  1. Troy in ANE

    I often hug my boats.

    I must say that I feel our classic glass also has a soul.

  2. tparsons56

    Like many of us I have a modern boat and a classic boat. The modern boat is great for [mostly] worry free operation and taking out non-boaters who are nervous being in a 70+ year old boat.

    As you said a classic boat evokes a different type of emotion. It is not only the style, history and nuances of the boat but a more hands on relationship. With a classic boat at some time all of us have gotten our hands dirty with some sort of repair or maintenance item which in an odd way we find appealing. While we don’t like breaking down we do feel a great satisfaction with diagnosing and repairing the issue.

    Major restorations and repairs I would still leave to the professionals but if you like “tinkering” around with things then a classic boat is perfect. If tinkering on a boat is not for you then maybe its not a good fit.

  3. John Rothert

    Heading out for some July 4th boat and girlfriend hugs.
    Hot here in ole Va..but ready to cruise.

    John in Va.

  4. Charlie Berry

    Having enjoyed a 1939 CC runabout for several years before it became a financial burden in retirement, I still at age 86 wish I could rent a cottage in Maine for a month and have a runabout to complete the picture. How do I do that without spending $35 K ++ to accomplish it. The cottage I can rent, the boat, seemingly not.

  5. m-fine

    I agree that classic glass can have a would to, but I still can’t figure out why Troy named his after what happens when he eats too much at the Palm Gardens.

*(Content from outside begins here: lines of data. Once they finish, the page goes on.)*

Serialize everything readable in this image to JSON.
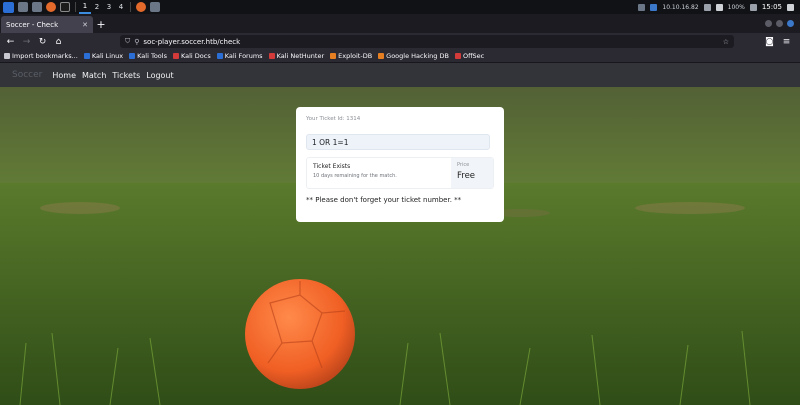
{
  "taskbar": {
    "workspaces": [
      "1",
      "2",
      "3",
      "4"
    ],
    "ip": "10.10.16.82",
    "battery": "100%",
    "time": "15:05"
  },
  "browser": {
    "tab_title": "Soccer - Check",
    "new_tab": "+",
    "url": "soc-player.soccer.htb/check",
    "bookmarks": [
      {
        "label": "Import bookmarks...",
        "color": "#c9c9d1"
      },
      {
        "label": "Kali Linux",
        "color": "#2b6fd6"
      },
      {
        "label": "Kali Tools",
        "color": "#2b6fd6"
      },
      {
        "label": "Kali Docs",
        "color": "#d33a3a"
      },
      {
        "label": "Kali Forums",
        "color": "#2b6fd6"
      },
      {
        "label": "Kali NetHunter",
        "color": "#d33a3a"
      },
      {
        "label": "Exploit-DB",
        "color": "#e67e22"
      },
      {
        "label": "Google Hacking DB",
        "color": "#e67e22"
      },
      {
        "label": "OffSec",
        "color": "#d33a3a"
      }
    ]
  },
  "site": {
    "brand": "Soccer",
    "nav": [
      "Home",
      "Match",
      "Tickets",
      "Logout"
    ]
  },
  "ticket": {
    "id_label": "Your Ticket Id: 1314",
    "input_value": "1 OR 1=1",
    "status_title": "Ticket Exists",
    "status_sub": "10 days remaining for the match.",
    "price_label": "Price",
    "price_value": "Free",
    "reminder": "** Please don't forget your ticket number. **"
  },
  "colors": {
    "accent": "#3b78c9",
    "ball": "#f26a2b",
    "grass": "#4b6a24"
  }
}
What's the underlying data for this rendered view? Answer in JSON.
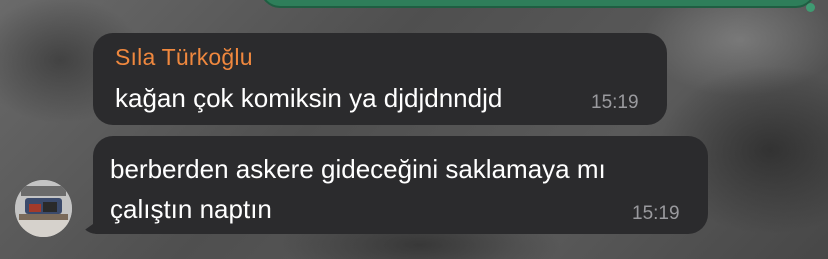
{
  "chat": {
    "messages": [
      {
        "sender": "Sıla Türkoğlu",
        "text": "kağan çok komiksin ya djdjdnndjd",
        "time": "15:19"
      },
      {
        "text": "berberden askere gideceğini saklamaya mı çalıştın naptın",
        "time": "15:19"
      }
    ]
  },
  "colors": {
    "bubble_background": "#2b2b2d",
    "sender_name": "#f0883e",
    "timestamp": "#9a9a9e",
    "sent_bubble": "#2e7e5a"
  }
}
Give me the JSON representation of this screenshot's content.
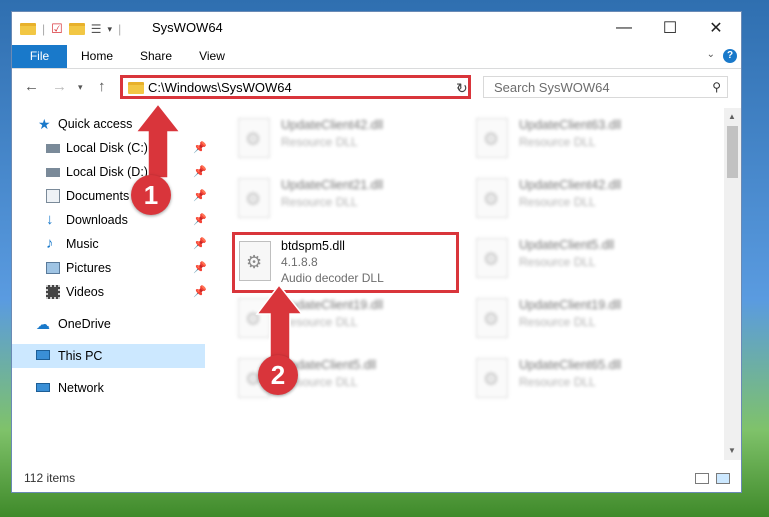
{
  "window": {
    "title": "SysWOW64"
  },
  "titlebar": {
    "minimize": "—",
    "maximize": "☐",
    "close": "✕"
  },
  "ribbon": {
    "tabs": [
      "File",
      "Home",
      "Share",
      "View"
    ],
    "help": "?"
  },
  "address": {
    "path": "C:\\Windows\\SysWOW64"
  },
  "search": {
    "placeholder": "Search SysWOW64"
  },
  "sidebar": {
    "items": [
      {
        "label": "Quick access"
      },
      {
        "label": "Local Disk (C:)"
      },
      {
        "label": "Local Disk (D:)"
      },
      {
        "label": "Documents"
      },
      {
        "label": "Downloads"
      },
      {
        "label": "Music"
      },
      {
        "label": "Pictures"
      },
      {
        "label": "Videos"
      },
      {
        "label": "OneDrive"
      },
      {
        "label": "This PC"
      },
      {
        "label": "Network"
      }
    ]
  },
  "files": [
    {
      "name": "UpdateClient42.dll",
      "line2": "Resource DLL",
      "line3": ""
    },
    {
      "name": "UpdateClient63.dll",
      "line2": "Resource DLL",
      "line3": ""
    },
    {
      "name": "UpdateClient21.dll",
      "line2": "Resource DLL",
      "line3": ""
    },
    {
      "name": "UpdateClient42.dll",
      "line2": "Resource DLL",
      "line3": ""
    },
    {
      "name": "btdspm5.dll",
      "line2": "4.1.8.8",
      "line3": "Audio decoder DLL"
    },
    {
      "name": "UpdateClient5.dll",
      "line2": "Resource DLL",
      "line3": ""
    },
    {
      "name": "UpdateClient19.dll",
      "line2": "Resource DLL",
      "line3": ""
    },
    {
      "name": "UpdateClient19.dll",
      "line2": "Resource DLL",
      "line3": ""
    },
    {
      "name": "UpdateClient5.dll",
      "line2": "Resource DLL",
      "line3": ""
    },
    {
      "name": "UpdateClient65.dll",
      "line2": "Resource DLL",
      "line3": ""
    }
  ],
  "status": {
    "item_count": "112 items"
  },
  "annotations": {
    "step1": "1",
    "step2": "2"
  },
  "colors": {
    "accent": "#1979ca",
    "highlight": "#d9353b"
  }
}
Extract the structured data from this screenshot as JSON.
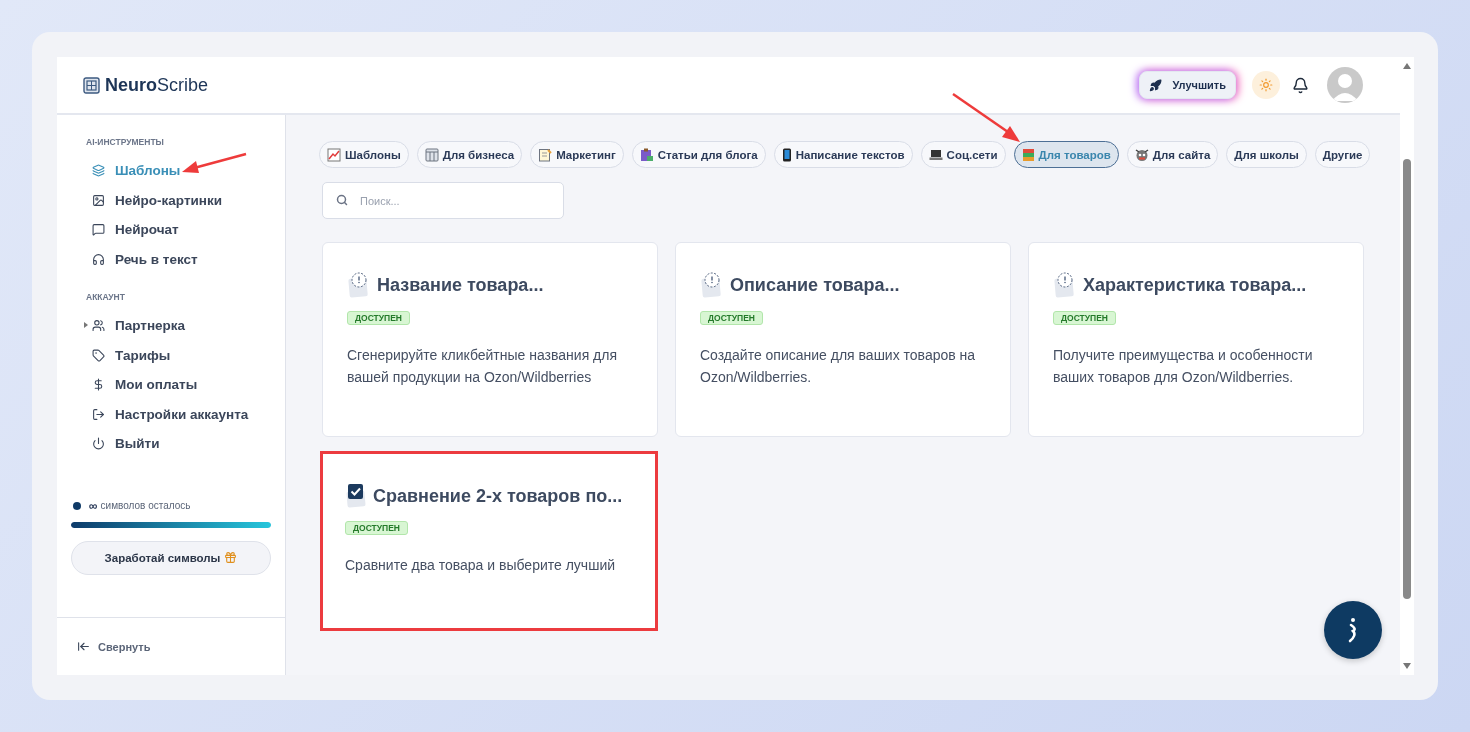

    • m-fine

      Ugh autoincorrect changes soul to would. WHY? Why does Apple change correctly spelled words to completely different ones? Forget Matt’s message about unity and love, I HATE you autoincorrect. Yeah, I said it. HATE HATE HATE!!!! No lovey huggy BS from me today you devil Apple people!

      OK, deep breaths. Inhale. Exhale. I better get some bacon to lower my blood pressure. And chocolate and a boat ride. Inhale…

  6. Mark in Ohio (sometimes da U P )

    Classic aluminum also has a soul and spirit. And let’s not trash outboards today.

  7. Tuobanur

    Finally taking out Ms Dot for the first time this year Saturday.

  8. thomas d

    ’38 ’41 ’47, note to self, never start restoreing 3 at the same time again.

  9. Bryan

    Ok guys here’s my question. I grew up skiing behind a Cc Holiday on my friends family boat. I’m thinking about buying one I just loved that boat. His dad always hung her from straps and kept the hull wet all summer. I don’t have a lake house. Can I keep her in the garage and trailer to local lakes without hull issues? I have seen some with 5200 hulls or West hulls. Does this help? I just have always loved that boat.

    Your thoughts appreciated.

    Bryan